◆ Your objective ◆
Below is a block of records. Copy every line in it that contains the word "spice".

◆ Data supplied ◆
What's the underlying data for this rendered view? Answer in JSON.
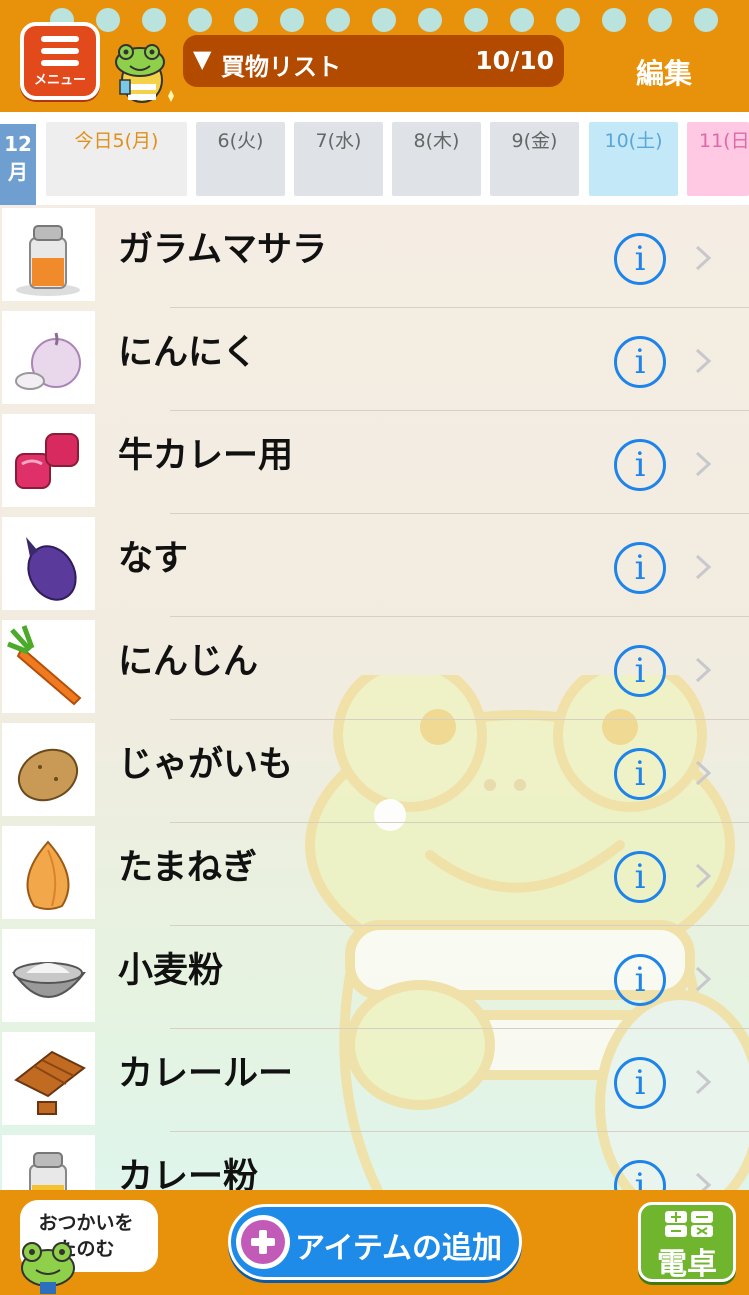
{
  "header": {
    "menu_label": "メニュー",
    "list_indicator": "▼",
    "list_title": "買物リスト",
    "list_count": "10/10",
    "edit_label": "編集"
  },
  "datebar": {
    "month": "12\n月",
    "days": [
      {
        "label": "今日5(月)",
        "kind": "today"
      },
      {
        "label": "6(火)",
        "kind": "weekday"
      },
      {
        "label": "7(水)",
        "kind": "weekday"
      },
      {
        "label": "8(木)",
        "kind": "weekday"
      },
      {
        "label": "9(金)",
        "kind": "weekday"
      },
      {
        "label": "10(土)",
        "kind": "sat"
      },
      {
        "label": "11(日",
        "kind": "sun"
      }
    ]
  },
  "items": [
    {
      "name": "ガラムマサラ",
      "icon": "spice-jar-orange-icon"
    },
    {
      "name": "にんにく",
      "icon": "garlic-icon"
    },
    {
      "name": "牛カレー用",
      "icon": "beef-cubes-icon"
    },
    {
      "name": "なす",
      "icon": "eggplant-icon"
    },
    {
      "name": "にんじん",
      "icon": "carrot-icon"
    },
    {
      "name": "じゃがいも",
      "icon": "potato-icon"
    },
    {
      "name": "たまねぎ",
      "icon": "onion-icon"
    },
    {
      "name": "小麦粉",
      "icon": "flour-bowl-icon"
    },
    {
      "name": "カレールー",
      "icon": "curry-roux-icon"
    },
    {
      "name": "カレー粉",
      "icon": "spice-jar-yellow-icon"
    }
  ],
  "row_controls": {
    "info_glyph": "i"
  },
  "footer": {
    "ask_label": "おつかいを\nたのむ",
    "add_label": "アイテムの追加",
    "calc_label": "電卓"
  },
  "colors": {
    "header_bg": "#e8920c",
    "pill_bg": "#b24a00",
    "info_blue": "#1f84ea",
    "add_button": "#1f8be8",
    "calc_button": "#6fb52d"
  }
}
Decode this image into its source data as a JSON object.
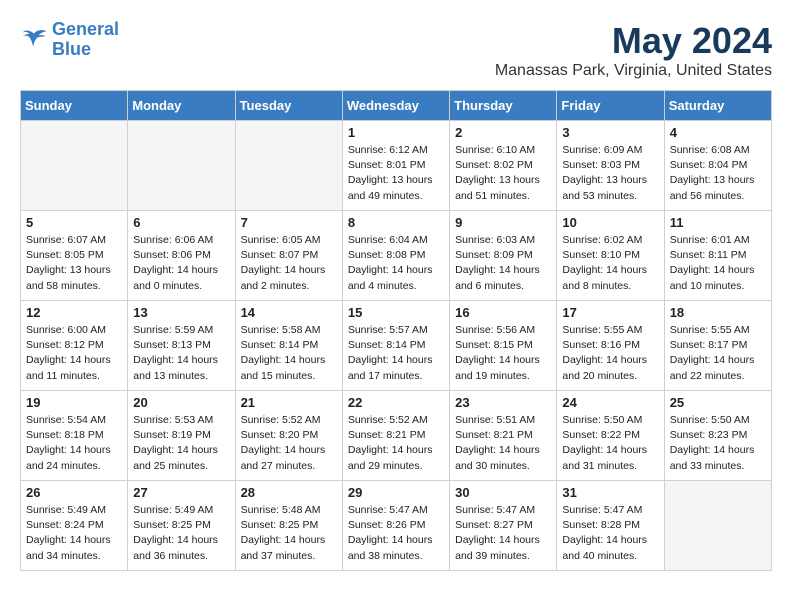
{
  "header": {
    "logo_line1": "General",
    "logo_line2": "Blue",
    "month": "May 2024",
    "location": "Manassas Park, Virginia, United States"
  },
  "days_of_week": [
    "Sunday",
    "Monday",
    "Tuesday",
    "Wednesday",
    "Thursday",
    "Friday",
    "Saturday"
  ],
  "weeks": [
    [
      {
        "day": "",
        "empty": true
      },
      {
        "day": "",
        "empty": true
      },
      {
        "day": "",
        "empty": true
      },
      {
        "day": "1",
        "sunrise": "6:12 AM",
        "sunset": "8:01 PM",
        "daylight": "13 hours and 49 minutes."
      },
      {
        "day": "2",
        "sunrise": "6:10 AM",
        "sunset": "8:02 PM",
        "daylight": "13 hours and 51 minutes."
      },
      {
        "day": "3",
        "sunrise": "6:09 AM",
        "sunset": "8:03 PM",
        "daylight": "13 hours and 53 minutes."
      },
      {
        "day": "4",
        "sunrise": "6:08 AM",
        "sunset": "8:04 PM",
        "daylight": "13 hours and 56 minutes."
      }
    ],
    [
      {
        "day": "5",
        "sunrise": "6:07 AM",
        "sunset": "8:05 PM",
        "daylight": "13 hours and 58 minutes."
      },
      {
        "day": "6",
        "sunrise": "6:06 AM",
        "sunset": "8:06 PM",
        "daylight": "14 hours and 0 minutes."
      },
      {
        "day": "7",
        "sunrise": "6:05 AM",
        "sunset": "8:07 PM",
        "daylight": "14 hours and 2 minutes."
      },
      {
        "day": "8",
        "sunrise": "6:04 AM",
        "sunset": "8:08 PM",
        "daylight": "14 hours and 4 minutes."
      },
      {
        "day": "9",
        "sunrise": "6:03 AM",
        "sunset": "8:09 PM",
        "daylight": "14 hours and 6 minutes."
      },
      {
        "day": "10",
        "sunrise": "6:02 AM",
        "sunset": "8:10 PM",
        "daylight": "14 hours and 8 minutes."
      },
      {
        "day": "11",
        "sunrise": "6:01 AM",
        "sunset": "8:11 PM",
        "daylight": "14 hours and 10 minutes."
      }
    ],
    [
      {
        "day": "12",
        "sunrise": "6:00 AM",
        "sunset": "8:12 PM",
        "daylight": "14 hours and 11 minutes."
      },
      {
        "day": "13",
        "sunrise": "5:59 AM",
        "sunset": "8:13 PM",
        "daylight": "14 hours and 13 minutes."
      },
      {
        "day": "14",
        "sunrise": "5:58 AM",
        "sunset": "8:14 PM",
        "daylight": "14 hours and 15 minutes."
      },
      {
        "day": "15",
        "sunrise": "5:57 AM",
        "sunset": "8:14 PM",
        "daylight": "14 hours and 17 minutes."
      },
      {
        "day": "16",
        "sunrise": "5:56 AM",
        "sunset": "8:15 PM",
        "daylight": "14 hours and 19 minutes."
      },
      {
        "day": "17",
        "sunrise": "5:55 AM",
        "sunset": "8:16 PM",
        "daylight": "14 hours and 20 minutes."
      },
      {
        "day": "18",
        "sunrise": "5:55 AM",
        "sunset": "8:17 PM",
        "daylight": "14 hours and 22 minutes."
      }
    ],
    [
      {
        "day": "19",
        "sunrise": "5:54 AM",
        "sunset": "8:18 PM",
        "daylight": "14 hours and 24 minutes."
      },
      {
        "day": "20",
        "sunrise": "5:53 AM",
        "sunset": "8:19 PM",
        "daylight": "14 hours and 25 minutes."
      },
      {
        "day": "21",
        "sunrise": "5:52 AM",
        "sunset": "8:20 PM",
        "daylight": "14 hours and 27 minutes."
      },
      {
        "day": "22",
        "sunrise": "5:52 AM",
        "sunset": "8:21 PM",
        "daylight": "14 hours and 29 minutes."
      },
      {
        "day": "23",
        "sunrise": "5:51 AM",
        "sunset": "8:21 PM",
        "daylight": "14 hours and 30 minutes."
      },
      {
        "day": "24",
        "sunrise": "5:50 AM",
        "sunset": "8:22 PM",
        "daylight": "14 hours and 31 minutes."
      },
      {
        "day": "25",
        "sunrise": "5:50 AM",
        "sunset": "8:23 PM",
        "daylight": "14 hours and 33 minutes."
      }
    ],
    [
      {
        "day": "26",
        "sunrise": "5:49 AM",
        "sunset": "8:24 PM",
        "daylight": "14 hours and 34 minutes."
      },
      {
        "day": "27",
        "sunrise": "5:49 AM",
        "sunset": "8:25 PM",
        "daylight": "14 hours and 36 minutes."
      },
      {
        "day": "28",
        "sunrise": "5:48 AM",
        "sunset": "8:25 PM",
        "daylight": "14 hours and 37 minutes."
      },
      {
        "day": "29",
        "sunrise": "5:47 AM",
        "sunset": "8:26 PM",
        "daylight": "14 hours and 38 minutes."
      },
      {
        "day": "30",
        "sunrise": "5:47 AM",
        "sunset": "8:27 PM",
        "daylight": "14 hours and 39 minutes."
      },
      {
        "day": "31",
        "sunrise": "5:47 AM",
        "sunset": "8:28 PM",
        "daylight": "14 hours and 40 minutes."
      },
      {
        "day": "",
        "empty": true
      }
    ]
  ]
}
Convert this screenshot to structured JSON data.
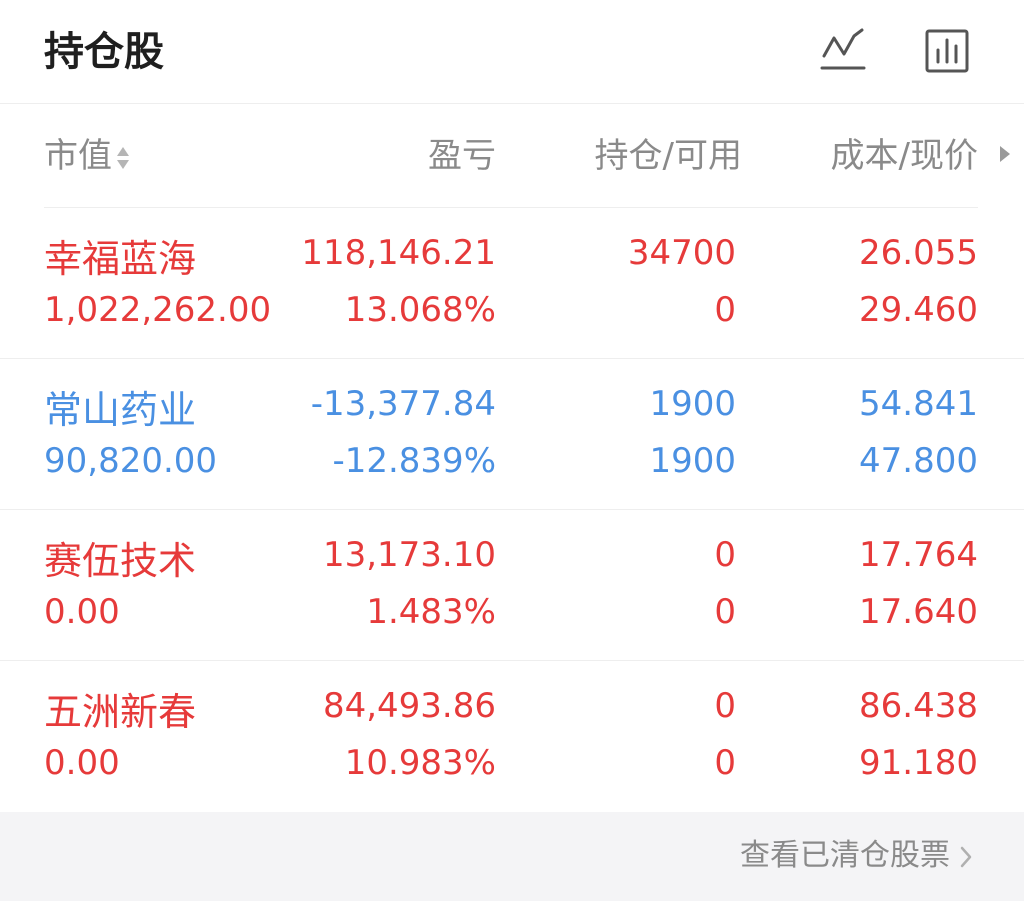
{
  "header": {
    "title": "持仓股",
    "icons": [
      "line-chart-icon",
      "bar-chart-icon"
    ]
  },
  "columns": {
    "market_value": "市值",
    "profit_loss": "盈亏",
    "position": "持仓/可用",
    "cost_price": "成本/现价"
  },
  "colors": {
    "up": "#e63a3a",
    "down": "#4a90e2",
    "muted": "#8a8a8a"
  },
  "rows": [
    {
      "name": "幸福蓝海",
      "market_value": "1,022,262.00",
      "pnl": "118,146.21",
      "pnl_pct": "13.068%",
      "holding": "34700",
      "available": "0",
      "cost": "26.055",
      "price": "29.460",
      "trend": "up"
    },
    {
      "name": "常山药业",
      "market_value": "90,820.00",
      "pnl": "-13,377.84",
      "pnl_pct": "-12.839%",
      "holding": "1900",
      "available": "1900",
      "cost": "54.841",
      "price": "47.800",
      "trend": "down"
    },
    {
      "name": "赛伍技术",
      "market_value": "0.00",
      "pnl": "13,173.10",
      "pnl_pct": "1.483%",
      "holding": "0",
      "available": "0",
      "cost": "17.764",
      "price": "17.640",
      "trend": "up"
    },
    {
      "name": "五洲新春",
      "market_value": "0.00",
      "pnl": "84,493.86",
      "pnl_pct": "10.983%",
      "holding": "0",
      "available": "0",
      "cost": "86.438",
      "price": "91.180",
      "trend": "up"
    }
  ],
  "footer": {
    "link_label": "查看已清仓股票"
  }
}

◆ Answer for this exercise ◆
      "icon": "spice-jar-orange-icon"
      "icon": "spice-jar-yellow-icon"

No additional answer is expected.